Does the Museum appraise objects and artifacts? The Museum's scientific staff are not available to authenticate or perform appraisals of any artifacts for the public. You may wish to contact the Appraisers Association of America to get more information on certain types of appraisals.
Where can I get an answer to an astronomy reference question? The Hayden Planetarium Question and Answer Hotline can be reached at (212) 769-5901.
Where can I find and order Museum publications? For information about the Museum's Bulletin, Novitates, and Anthropological Papers please visit the Library's Museum Publications site. Visit Natural History Magazine for subscription information for this popular magazine.
Where can I find out more about the scientists who work at the Museum? Our Research contains biographical and credential information for some of the prominent scientists associated with the Museum.
Where can I get more information about the geologic time scale? The Museum's Timelines online exhibition provides a wealth of information on the historic periods of the Earth and their characteristic flora and fauna. You can also visit the University of California website for an online introduction to the geologic time scale.
What is the Museum's mission statement?
The act to incorporate the American Museum of Natural History, which passed the New York State Congress on April 6, 1869, states:
The American Museum of Natural History, to be located in the City of New York for the purpose of establishing and maintaining in said city a Museum and Library of Natural History; of encouraging and developing the study of Natural Science; of advancing the general knowledge of kindred subjects, and to that end of furnishing popular instruction.

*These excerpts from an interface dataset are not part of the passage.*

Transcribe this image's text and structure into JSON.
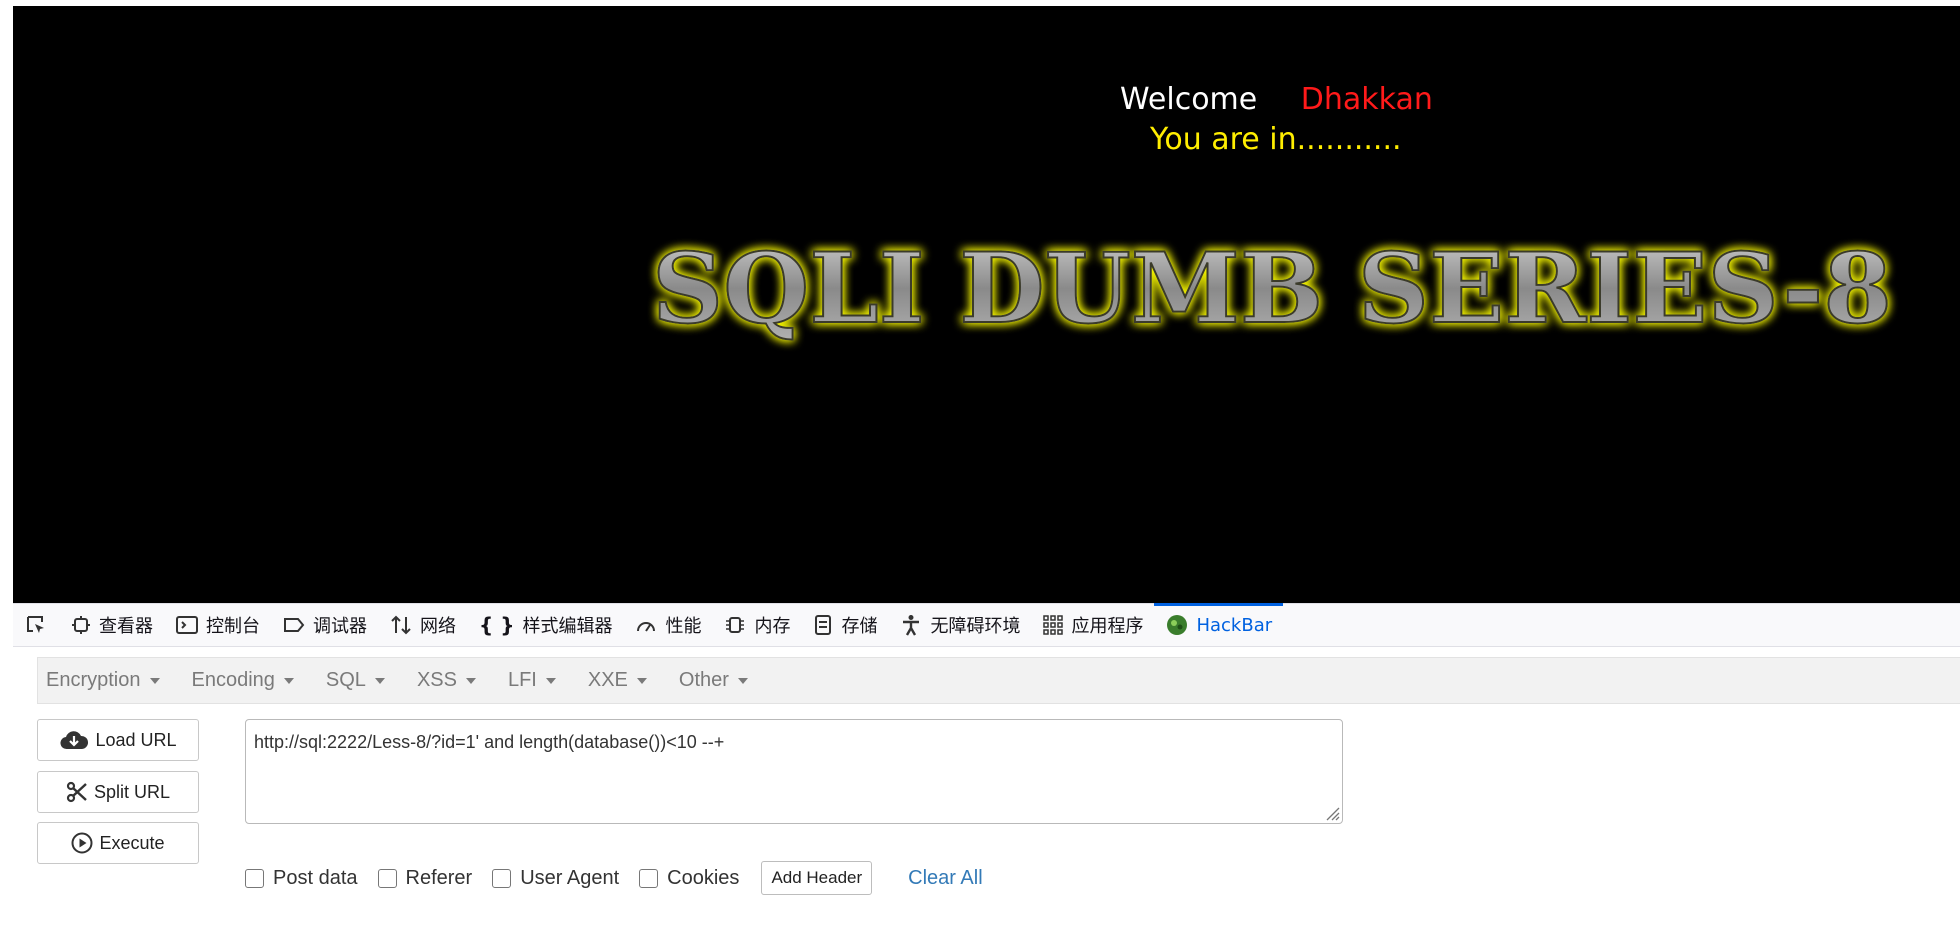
{
  "page": {
    "welcome_word": "Welcome",
    "welcome_name": "Dhakkan",
    "status_message": "You are in...........",
    "banner_text": "SQLI DUMB SERIES-8"
  },
  "devtools": {
    "tabs": [
      {
        "label": "查看器",
        "icon": "inspector-icon"
      },
      {
        "label": "控制台",
        "icon": "console-icon"
      },
      {
        "label": "调试器",
        "icon": "debugger-icon"
      },
      {
        "label": "网络",
        "icon": "network-icon"
      },
      {
        "label": "样式编辑器",
        "icon": "style-editor-icon"
      },
      {
        "label": "性能",
        "icon": "performance-icon"
      },
      {
        "label": "内存",
        "icon": "memory-icon"
      },
      {
        "label": "存储",
        "icon": "storage-icon"
      },
      {
        "label": "无障碍环境",
        "icon": "accessibility-icon"
      },
      {
        "label": "应用程序",
        "icon": "application-icon"
      },
      {
        "label": "HackBar",
        "icon": "hackbar-icon",
        "active": true
      }
    ]
  },
  "hackbar": {
    "menus": [
      "Encryption",
      "Encoding",
      "SQL",
      "XSS",
      "LFI",
      "XXE",
      "Other"
    ],
    "buttons": {
      "load_url": "Load URL",
      "split_url": "Split URL",
      "execute": "Execute"
    },
    "url_value": "http://sql:2222/Less-8/?id=1' and length(database())<10 --+",
    "options": [
      "Post data",
      "Referer",
      "User Agent",
      "Cookies"
    ],
    "add_header": "Add Header",
    "clear_all": "Clear All"
  },
  "colors": {
    "welcome_name": "#ff1a1a",
    "status_message": "#ffee00",
    "active_tab": "#0061e0",
    "link": "#337ab7"
  }
}
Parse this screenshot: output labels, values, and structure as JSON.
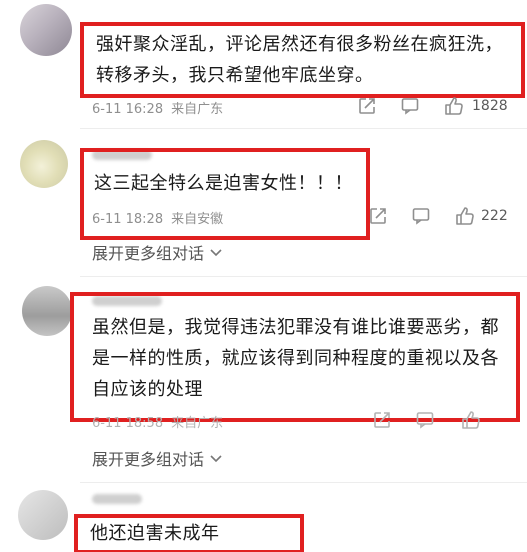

The 1996 strategic plan, adopted by the Board of Trustees on December 10, includes the following statement of mission: To discover, interpret, and disseminate -- through scientific research and education -- knowledge about human cultures, the natural world, and the universe.